Stored dataset items:
※ ※ ※

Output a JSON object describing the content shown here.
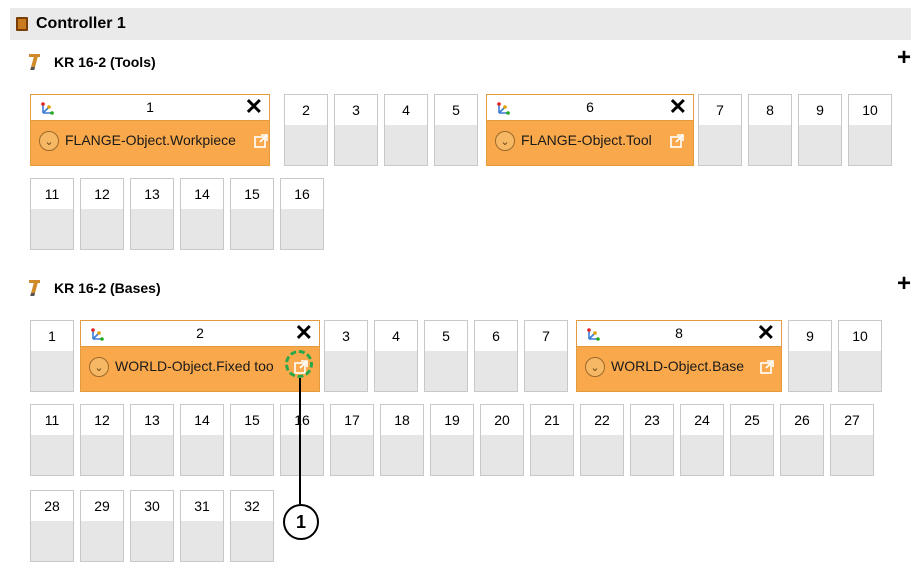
{
  "controller": {
    "title": "Controller 1"
  },
  "tools": {
    "title": "KR 16-2 (Tools)",
    "big": [
      {
        "num": "1",
        "label": "FLANGE-Object.Workpiece"
      },
      {
        "num": "6",
        "label": "FLANGE-Object.Tool"
      }
    ],
    "slots": [
      "2",
      "3",
      "4",
      "5",
      "7",
      "8",
      "9",
      "10",
      "11",
      "12",
      "13",
      "14",
      "15",
      "16"
    ]
  },
  "bases": {
    "title": "KR 16-2 (Bases)",
    "big": [
      {
        "num": "2",
        "label": "WORLD-Object.Fixed too"
      },
      {
        "num": "8",
        "label": "WORLD-Object.Base"
      }
    ],
    "slots": [
      "1",
      "3",
      "4",
      "5",
      "6",
      "7",
      "9",
      "10",
      "11",
      "12",
      "13",
      "14",
      "15",
      "16",
      "17",
      "18",
      "19",
      "20",
      "21",
      "22",
      "23",
      "24",
      "25",
      "26",
      "27",
      "28",
      "29",
      "30",
      "31",
      "32"
    ]
  },
  "callout": {
    "label": "1"
  },
  "icons": {
    "plus": "+",
    "close": "✕",
    "chevron": "⌄"
  },
  "colors": {
    "accent": "#f9a94b",
    "highlight": "#2aa84a"
  }
}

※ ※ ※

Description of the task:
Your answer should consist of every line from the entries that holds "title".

Final answer:
    "title": "Controller 1"
    "title": "KR 16-2 (Tools)",
    "title": "KR 16-2 (Bases)",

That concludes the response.